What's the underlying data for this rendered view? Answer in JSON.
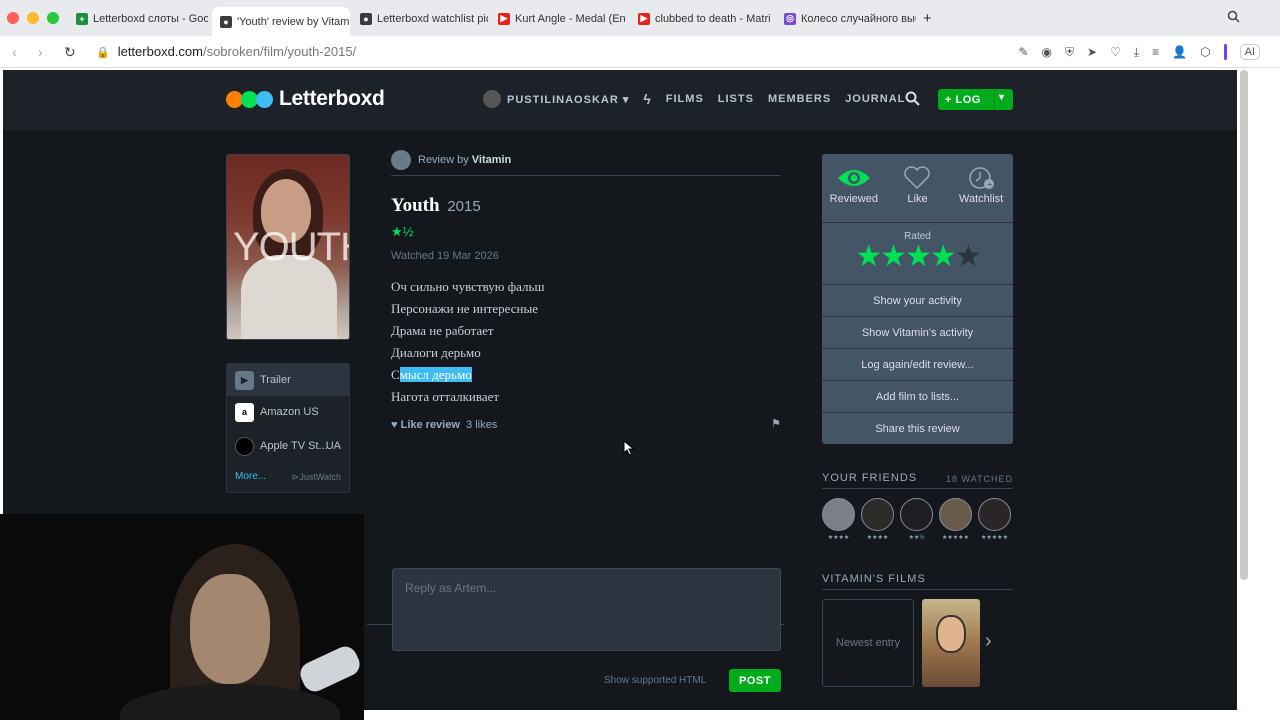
{
  "browser": {
    "tabs": [
      {
        "title": "Letterboxd слоты - Goog",
        "fav_color": "#1e8e3e",
        "fav_glyph": "+"
      },
      {
        "title": "'Youth' review by Vitamin",
        "fav_color": "#3c3c3c",
        "fav_glyph": "●",
        "active": true
      },
      {
        "title": "Letterboxd watchlist pic",
        "fav_color": "#3c3c3c",
        "fav_glyph": "●"
      },
      {
        "title": "Kurt Angle - Medal (Entr",
        "fav_color": "#e62117",
        "fav_glyph": "▶"
      },
      {
        "title": "clubbed to death - Matri",
        "fav_color": "#e62117",
        "fav_glyph": "▶"
      },
      {
        "title": "Колесо случайного выб",
        "fav_color": "#7a4bd4",
        "fav_glyph": "◎"
      }
    ],
    "url_domain": "letterboxd.com",
    "url_path": "/sobroken/film/youth-2015/",
    "ai_label": "AI"
  },
  "site": {
    "logo": "Letterboxd",
    "logo_colors": [
      "#ff8000",
      "#00e054",
      "#40bcf4"
    ],
    "username": "PUSTILINAOSKAR",
    "nav": [
      "FILMS",
      "LISTS",
      "MEMBERS",
      "JOURNAL"
    ],
    "log_button": "LOG"
  },
  "film_panel": {
    "poster_text": "YOUTH",
    "streaming": [
      {
        "label": "Trailer",
        "icon": "play-icon"
      },
      {
        "label": "Amazon US",
        "icon": "amazon-icon"
      },
      {
        "label": "Apple TV St...",
        "icon": "appletv-icon",
        "region": "UA"
      }
    ],
    "more": "More...",
    "justwatch": "JustWatch"
  },
  "review": {
    "review_by_prefix": "Review by",
    "reviewer": "Vitamin",
    "film_title": "Youth",
    "year": "2015",
    "rating_stars": "★½",
    "watched": "Watched 19 Mar 2026",
    "lines": [
      "Оч сильно чувствую фальш",
      "Персонажи не интересные",
      "Драма не работает",
      "Диалоги дерьмо",
      "Смысл дерьмо",
      "Нагота отталкивает"
    ],
    "highlight_line_prefix": "С",
    "highlight_line_selected": "мысл дерьмо",
    "like_review": "Like review",
    "likes": "3 likes",
    "reply_placeholder": "Reply as Artem...",
    "show_html": "Show supported HTML",
    "post": "POST"
  },
  "sidebar": {
    "actions": [
      "Reviewed",
      "Like",
      "Watchlist"
    ],
    "rated_label": "Rated",
    "user_rating_stars": 4,
    "buttons": [
      "Show your activity",
      "Show Vitamin's activity",
      "Log again/edit review...",
      "Add film to lists...",
      "Share this review"
    ]
  },
  "friends": {
    "heading": "YOUR FRIENDS",
    "count": "18 WATCHED",
    "ratings": [
      "★★★★",
      "★★★★",
      "★★½",
      "★★★★★",
      "★★★★★"
    ]
  },
  "vitamin_films": {
    "heading": "VITAMIN'S FILMS",
    "newest": "Newest entry"
  }
}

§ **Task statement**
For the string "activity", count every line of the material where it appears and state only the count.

§ **Response for this exercise**
2